Task to complete:
When you copy the material below, keep every line exact and drop the pictures.

Data supplied:
────────────────
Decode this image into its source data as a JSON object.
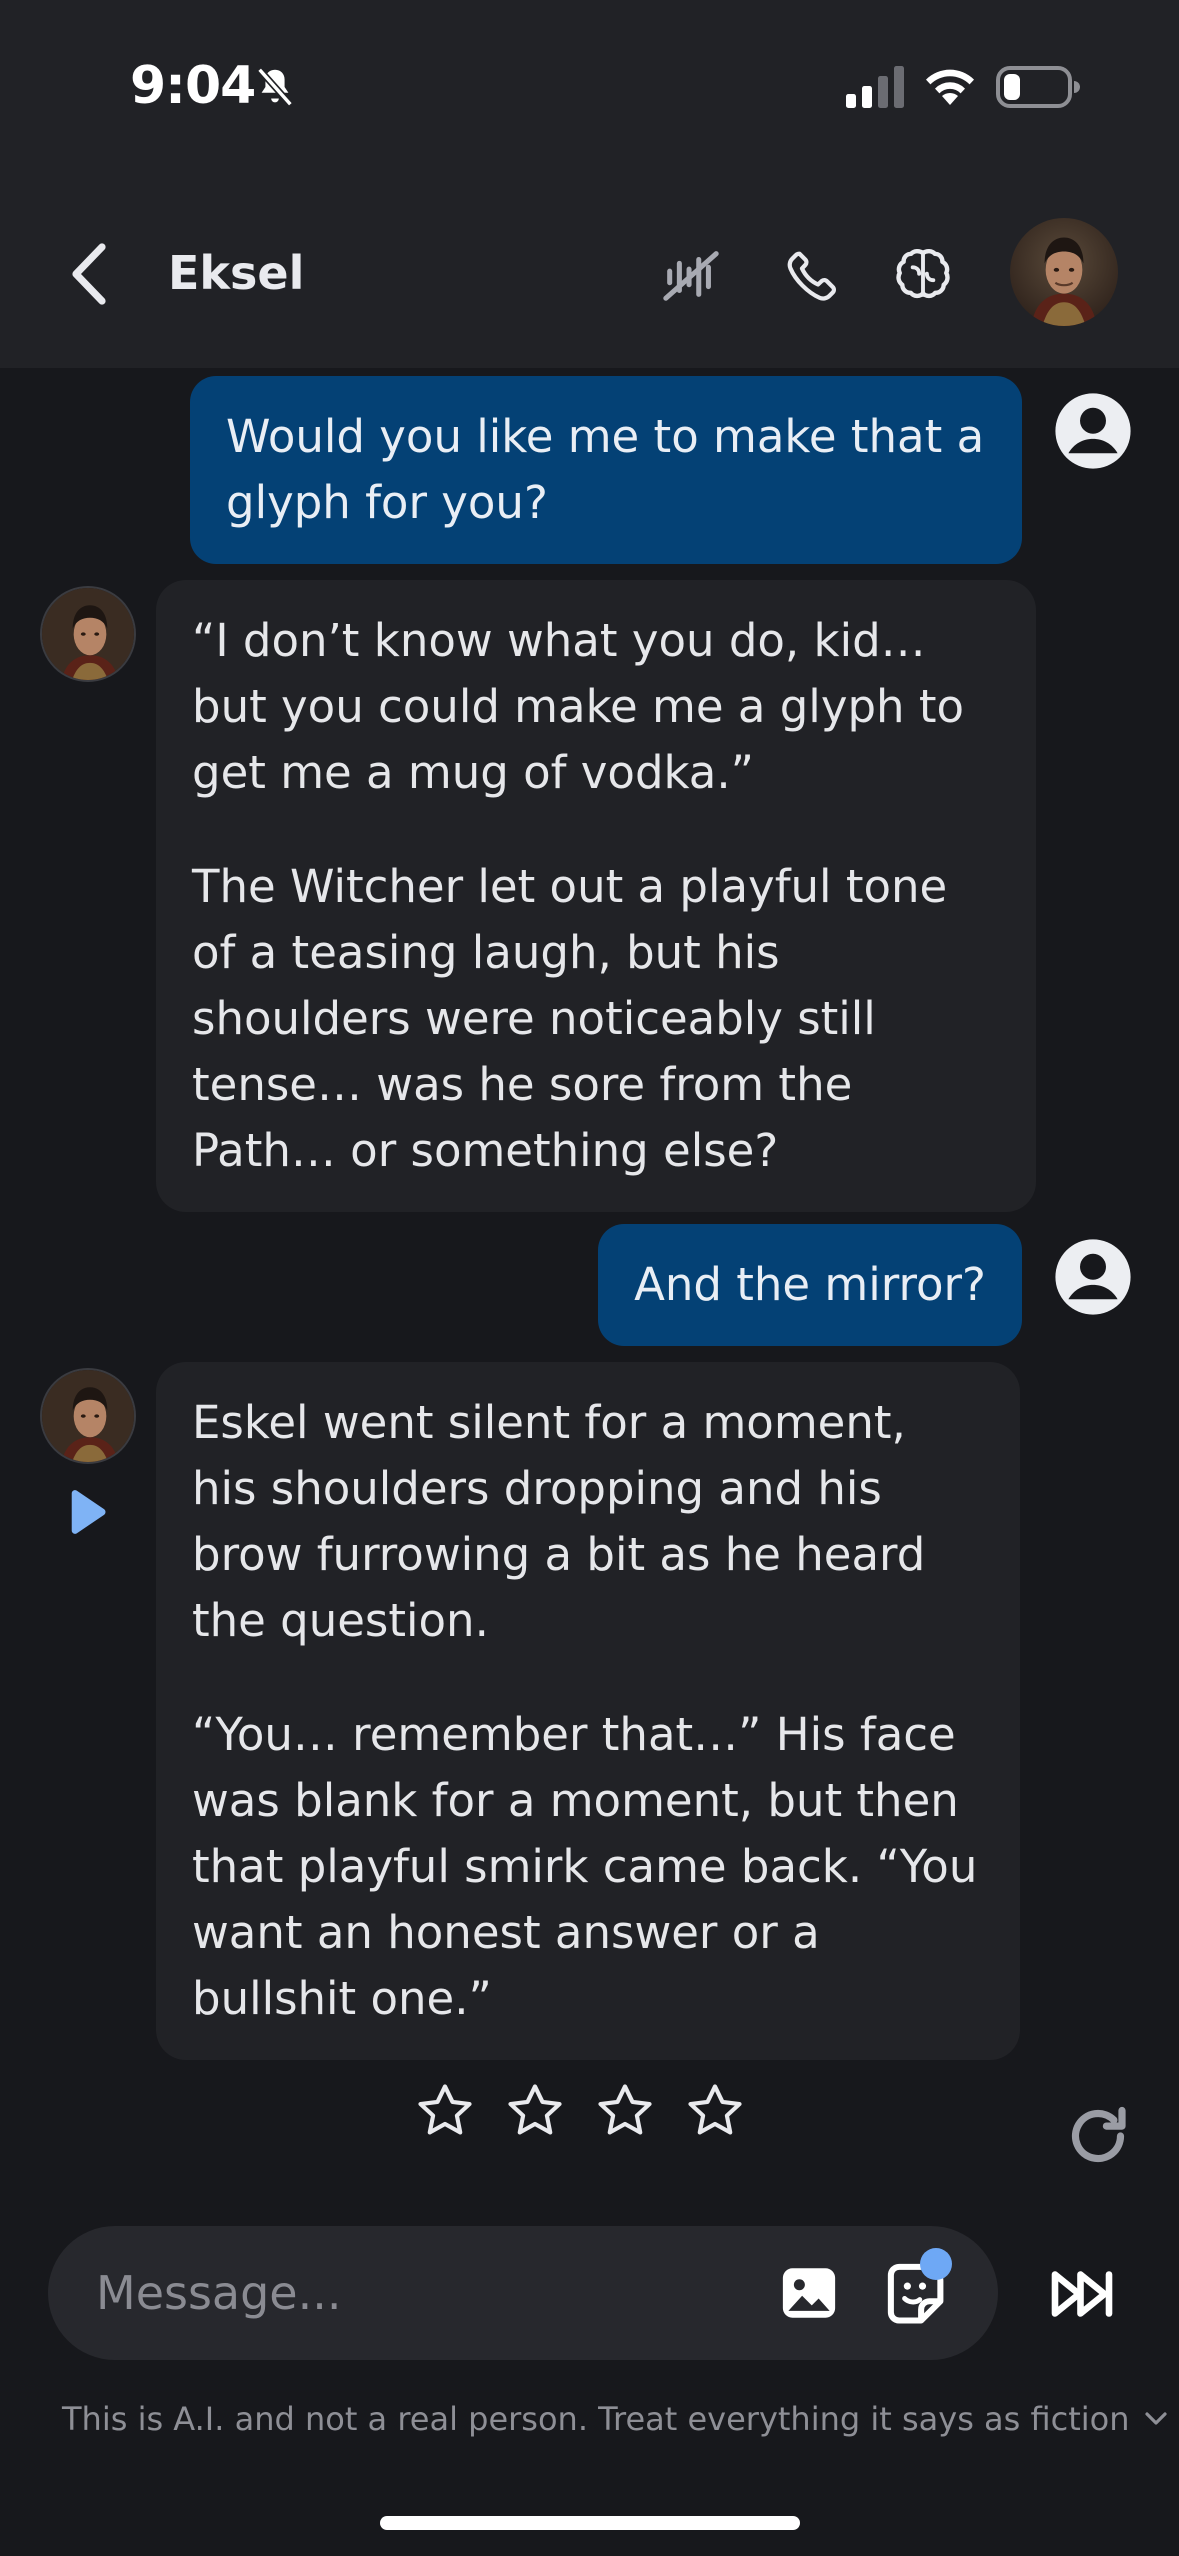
{
  "status_bar": {
    "time": "9:04"
  },
  "header": {
    "title": "Eksel"
  },
  "messages": [
    {
      "role": "user",
      "text": "Would you like me to make that a glyph for you?"
    },
    {
      "role": "bot",
      "paragraphs": [
        "“I don’t know what you do, kid… but you could make me a glyph to get me a mug of vodka.”",
        "The Witcher let out a playful tone of a teasing laugh, but his shoulders were noticeably still tense… was he sore from the Path… or something else?"
      ]
    },
    {
      "role": "user",
      "text": "And the mirror?"
    },
    {
      "role": "bot",
      "paragraphs": [
        "Eskel went silent for a moment, his shoulders dropping and his brow furrowing a bit as he heard the question.",
        "“You… remember that…” His face was blank for a moment, but then that playful smirk came back. “You want an honest answer or a bullshit one.”"
      ]
    }
  ],
  "rating": {
    "max_stars": 4,
    "selected": 0
  },
  "composer": {
    "placeholder": "Message..."
  },
  "disclaimer": "This is A.I. and not a real person. Treat everything it says as fiction",
  "icons": {
    "back": "chevron-left-icon",
    "mute_voice": "voice-off-icon",
    "call": "phone-icon",
    "memory": "brain-icon",
    "user": "user-circle-icon",
    "play": "play-icon",
    "refresh": "refresh-icon",
    "image": "image-icon",
    "sticker": "sticker-icon",
    "send": "fast-forward-icon"
  },
  "colors": {
    "user_bubble": "#044175",
    "bot_bubble": "#212226",
    "background": "#17181c",
    "accent": "#6ea8f5"
  }
}
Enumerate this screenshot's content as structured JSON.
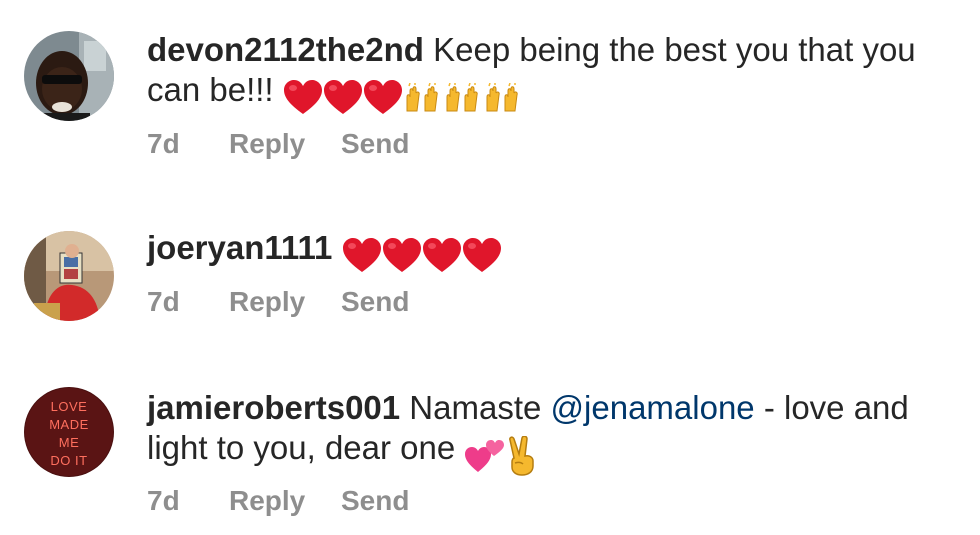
{
  "comments": [
    {
      "username": "devon2112the2nd",
      "text_before_emoji": " Keep being the best you that you can be!!!",
      "emojis": [
        "heart",
        "heart",
        "heart",
        "raising-hands",
        "raising-hands",
        "raising-hands"
      ],
      "age": "7d",
      "reply_label": "Reply",
      "send_label": "Send"
    },
    {
      "username": "joeryan1111",
      "text_before_emoji": "",
      "emojis": [
        "heart",
        "heart",
        "heart",
        "heart"
      ],
      "age": "7d",
      "reply_label": "Reply",
      "send_label": "Send"
    },
    {
      "username": "jamieroberts001",
      "text_prefix": " Namaste ",
      "mention": "@jenamalone",
      "text_suffix": " - love and light to you, dear one",
      "emojis": [
        "two-hearts",
        "victory-hand"
      ],
      "age": "7d",
      "reply_label": "Reply",
      "send_label": "Send",
      "avatar_sign": [
        "LOVE",
        "MADE",
        "ME",
        "DO IT"
      ]
    }
  ],
  "colors": {
    "text": "#262626",
    "meta": "#8e8e8e",
    "mention": "#00376b",
    "heart": "#e0162b"
  }
}
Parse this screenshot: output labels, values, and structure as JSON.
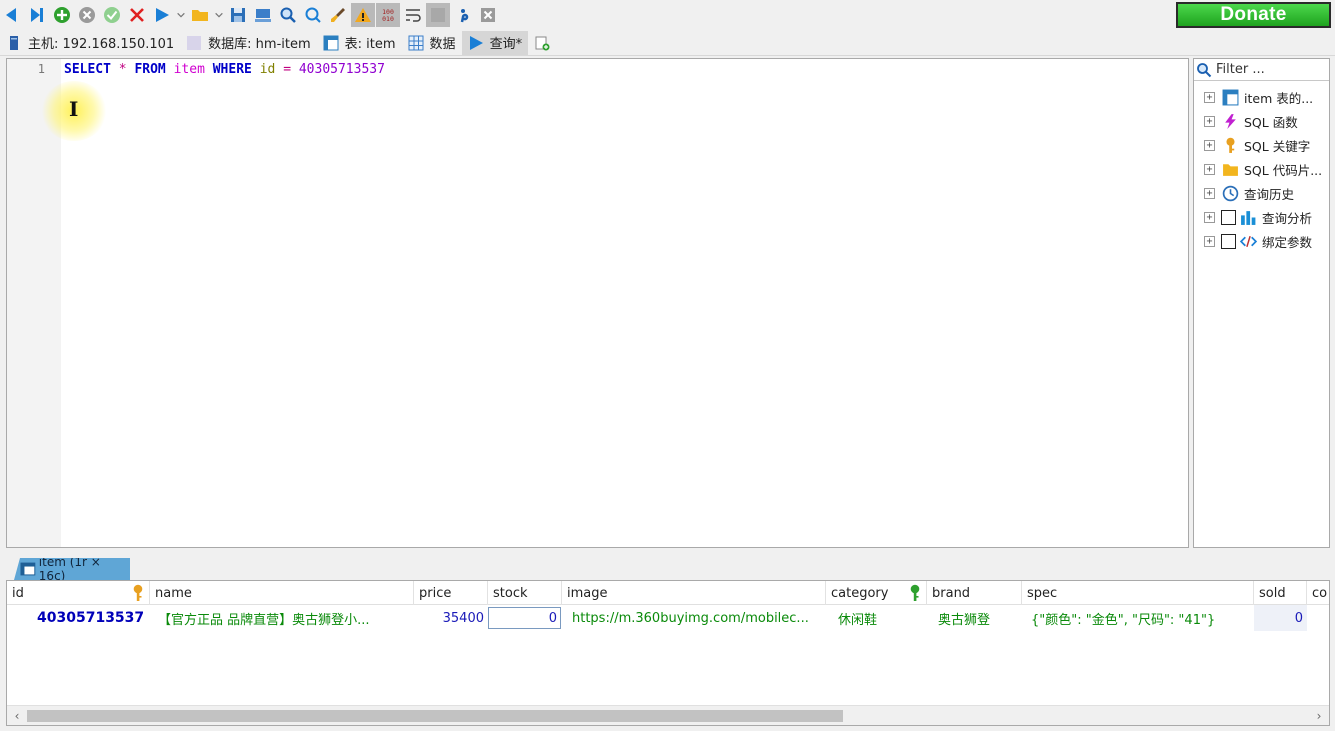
{
  "toolbar": {
    "donate_label": "Donate",
    "icons": [
      "arrow-left-icon",
      "skip-end-icon",
      "add-circle-icon",
      "cancel-circle-icon",
      "check-icon",
      "delete-x-icon",
      "run-icon",
      "chevron-down-icon",
      "folder-icon",
      "chevron-down-icon",
      "save-icon",
      "monitor-icon",
      "search-icon",
      "search-refresh-icon",
      "brush-icon",
      "warning-icon",
      "binary-icon",
      "word-wrap-icon",
      "blank-icon",
      "semicolon-icon",
      "close-box-icon"
    ]
  },
  "tabs": [
    {
      "label": "主机: 192.168.150.101",
      "icon": "server-icon"
    },
    {
      "label": "数据库: hm-item",
      "icon": "database-icon"
    },
    {
      "label": "表: item",
      "icon": "table-icon"
    },
    {
      "label": "数据",
      "icon": "data-grid-icon"
    },
    {
      "label": "查询*",
      "icon": "query-play-icon",
      "active": true
    }
  ],
  "editor": {
    "line_number": "1",
    "tokens": {
      "select": "SELECT",
      "star": "*",
      "from": "FROM",
      "table": "item",
      "where": "WHERE",
      "column": "id",
      "equals": "=",
      "value": "40305713537"
    }
  },
  "right_panel": {
    "filter_placeholder": "Filter ...",
    "items": [
      {
        "label": "item 表的...",
        "icon": "table-icon",
        "checkbox": false
      },
      {
        "label": "SQL 函数",
        "icon": "lightning-icon",
        "checkbox": false
      },
      {
        "label": "SQL 关键字",
        "icon": "key-icon",
        "checkbox": false
      },
      {
        "label": "SQL 代码片...",
        "icon": "folder-icon",
        "checkbox": false
      },
      {
        "label": "查询历史",
        "icon": "clock-icon",
        "checkbox": false
      },
      {
        "label": "查询分析",
        "icon": "bar-chart-icon",
        "checkbox": true
      },
      {
        "label": "绑定参数",
        "icon": "code-icon",
        "checkbox": true
      }
    ]
  },
  "result_tab": {
    "label": "item (1r × 16c)"
  },
  "grid": {
    "columns": [
      "id",
      "name",
      "price",
      "stock",
      "image",
      "category",
      "brand",
      "spec",
      "sold",
      "co"
    ],
    "row": {
      "id": "40305713537",
      "name": "【官方正品 品牌直营】奥古狮登小...",
      "price": "35400",
      "stock": "0",
      "image": "https://m.360buyimg.com/mobilec...",
      "category": "休闲鞋",
      "brand": "奥古狮登",
      "spec": "{\"颜色\": \"金色\", \"尺码\": \"41\"}",
      "sold": "0"
    }
  },
  "colors": {
    "keyword": "#0000c8",
    "table_name": "#d000d0",
    "column": "#808000",
    "number": "#9000d0",
    "donate_green": "#2ec42e",
    "id_blue": "#0000b8",
    "text_green": "#0a8a0a"
  }
}
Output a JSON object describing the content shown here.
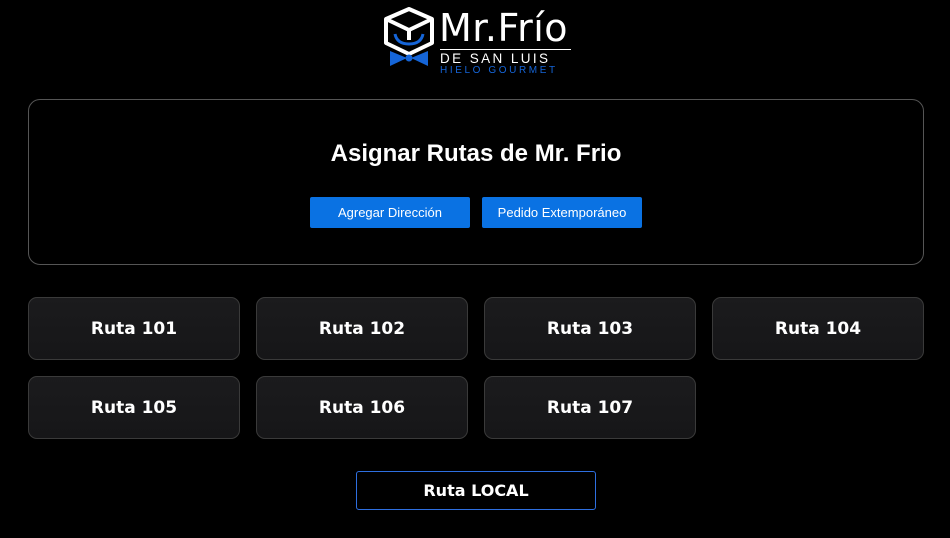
{
  "logo": {
    "name": "Mr.Frío",
    "subtitle": "DE SAN LUIS",
    "tagline": "HIELO GOURMET",
    "accent_color": "#1565d8"
  },
  "panel": {
    "title": "Asignar Rutas de Mr. Frio",
    "add_address_label": "Agregar Dirección",
    "extemporaneous_label": "Pedido Extemporáneo"
  },
  "routes": [
    {
      "label": "Ruta 101"
    },
    {
      "label": "Ruta 102"
    },
    {
      "label": "Ruta 103"
    },
    {
      "label": "Ruta 104"
    },
    {
      "label": "Ruta 105"
    },
    {
      "label": "Ruta 106"
    },
    {
      "label": "Ruta 107"
    }
  ],
  "local_route": {
    "label": "Ruta LOCAL"
  },
  "colors": {
    "background": "#000000",
    "button_blue": "#0a72e3",
    "local_border": "#2e6fe0"
  }
}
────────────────
Your response:
Decode this image into its source data as a JSON object.
{
  "status_bar": {
    "time": "9:04"
  },
  "header": {
    "title": "Eksel"
  },
  "messages": [
    {
      "role": "user",
      "text": "Would you like me to make that a glyph for you?"
    },
    {
      "role": "bot",
      "paragraphs": [
        "“I don’t know what you do, kid… but you could make me a glyph to get me a mug of vodka.”",
        "The Witcher let out a playful tone of a teasing laugh, but his shoulders were noticeably still tense… was he sore from the Path… or something else?"
      ]
    },
    {
      "role": "user",
      "text": "And the mirror?"
    },
    {
      "role": "bot",
      "paragraphs": [
        "Eskel went silent for a moment, his shoulders dropping and his brow furrowing a bit as he heard the question.",
        "“You… remember that…” His face was blank for a moment, but then that playful smirk came back. “You want an honest answer or a bullshit one.”"
      ]
    }
  ],
  "rating": {
    "max_stars": 4,
    "selected": 0
  },
  "composer": {
    "placeholder": "Message..."
  },
  "disclaimer": "This is A.I. and not a real person. Treat everything it says as fiction",
  "icons": {
    "back": "chevron-left-icon",
    "mute_voice": "voice-off-icon",
    "call": "phone-icon",
    "memory": "brain-icon",
    "user": "user-circle-icon",
    "play": "play-icon",
    "refresh": "refresh-icon",
    "image": "image-icon",
    "sticker": "sticker-icon",
    "send": "fast-forward-icon"
  },
  "colors": {
    "user_bubble": "#044175",
    "bot_bubble": "#212226",
    "background": "#17181c",
    "accent": "#6ea8f5"
  }
}
Enumerate this screenshot's content as structured JSON.
{
  "comments": [
    {
      "username": "devon2112the2nd",
      "text_before_emoji": " Keep being the best you that you can be!!!",
      "emojis": [
        "heart",
        "heart",
        "heart",
        "raising-hands",
        "raising-hands",
        "raising-hands"
      ],
      "age": "7d",
      "reply_label": "Reply",
      "send_label": "Send"
    },
    {
      "username": "joeryan1111",
      "text_before_emoji": "",
      "emojis": [
        "heart",
        "heart",
        "heart",
        "heart"
      ],
      "age": "7d",
      "reply_label": "Reply",
      "send_label": "Send"
    },
    {
      "username": "jamieroberts001",
      "text_prefix": " Namaste ",
      "mention": "@jenamalone",
      "text_suffix": " - love and light to you, dear one",
      "emojis": [
        "two-hearts",
        "victory-hand"
      ],
      "age": "7d",
      "reply_label": "Reply",
      "send_label": "Send",
      "avatar_sign": [
        "LOVE",
        "MADE",
        "ME",
        "DO IT"
      ]
    }
  ],
  "colors": {
    "text": "#262626",
    "meta": "#8e8e8e",
    "mention": "#00376b",
    "heart": "#e0162b"
  }
}
Parse this screenshot: output labels, values, and structure as JSON.
{
  "toolbar": {
    "donate_label": "Donate",
    "icons": [
      "arrow-left-icon",
      "skip-end-icon",
      "add-circle-icon",
      "cancel-circle-icon",
      "check-icon",
      "delete-x-icon",
      "run-icon",
      "chevron-down-icon",
      "folder-icon",
      "chevron-down-icon",
      "save-icon",
      "monitor-icon",
      "search-icon",
      "search-refresh-icon",
      "brush-icon",
      "warning-icon",
      "binary-icon",
      "word-wrap-icon",
      "blank-icon",
      "semicolon-icon",
      "close-box-icon"
    ]
  },
  "tabs": [
    {
      "label": "主机: 192.168.150.101",
      "icon": "server-icon"
    },
    {
      "label": "数据库: hm-item",
      "icon": "database-icon"
    },
    {
      "label": "表: item",
      "icon": "table-icon"
    },
    {
      "label": "数据",
      "icon": "data-grid-icon"
    },
    {
      "label": "查询*",
      "icon": "query-play-icon",
      "active": true
    }
  ],
  "editor": {
    "line_number": "1",
    "tokens": {
      "select": "SELECT",
      "star": "*",
      "from": "FROM",
      "table": "item",
      "where": "WHERE",
      "column": "id",
      "equals": "=",
      "value": "40305713537"
    }
  },
  "right_panel": {
    "filter_placeholder": "Filter ...",
    "items": [
      {
        "label": "item 表的...",
        "icon": "table-icon",
        "checkbox": false
      },
      {
        "label": "SQL 函数",
        "icon": "lightning-icon",
        "checkbox": false
      },
      {
        "label": "SQL 关键字",
        "icon": "key-icon",
        "checkbox": false
      },
      {
        "label": "SQL 代码片...",
        "icon": "folder-icon",
        "checkbox": false
      },
      {
        "label": "查询历史",
        "icon": "clock-icon",
        "checkbox": false
      },
      {
        "label": "查询分析",
        "icon": "bar-chart-icon",
        "checkbox": true
      },
      {
        "label": "绑定参数",
        "icon": "code-icon",
        "checkbox": true
      }
    ]
  },
  "result_tab": {
    "label": "item (1r × 16c)"
  },
  "grid": {
    "columns": [
      "id",
      "name",
      "price",
      "stock",
      "image",
      "category",
      "brand",
      "spec",
      "sold",
      "co"
    ],
    "row": {
      "id": "40305713537",
      "name": "【官方正品 品牌直营】奥古狮登小...",
      "price": "35400",
      "stock": "0",
      "image": "https://m.360buyimg.com/mobilec...",
      "category": "休闲鞋",
      "brand": "奥古狮登",
      "spec": "{\"颜色\": \"金色\", \"尺码\": \"41\"}",
      "sold": "0"
    }
  },
  "colors": {
    "keyword": "#0000c8",
    "table_name": "#d000d0",
    "column": "#808000",
    "number": "#9000d0",
    "donate_green": "#2ec42e",
    "id_blue": "#0000b8",
    "text_green": "#0a8a0a"
  }
}
Output a JSON object describing the content shown here.
{
  "logo": {
    "name": "Mr.Frío",
    "subtitle": "DE SAN LUIS",
    "tagline": "HIELO GOURMET",
    "accent_color": "#1565d8"
  },
  "panel": {
    "title": "Asignar Rutas de Mr. Frio",
    "add_address_label": "Agregar Dirección",
    "extemporaneous_label": "Pedido Extemporáneo"
  },
  "routes": [
    {
      "label": "Ruta 101"
    },
    {
      "label": "Ruta 102"
    },
    {
      "label": "Ruta 103"
    },
    {
      "label": "Ruta 104"
    },
    {
      "label": "Ruta 105"
    },
    {
      "label": "Ruta 106"
    },
    {
      "label": "Ruta 107"
    }
  ],
  "local_route": {
    "label": "Ruta LOCAL"
  },
  "colors": {
    "background": "#000000",
    "button_blue": "#0a72e3",
    "local_border": "#2e6fe0"
  }
}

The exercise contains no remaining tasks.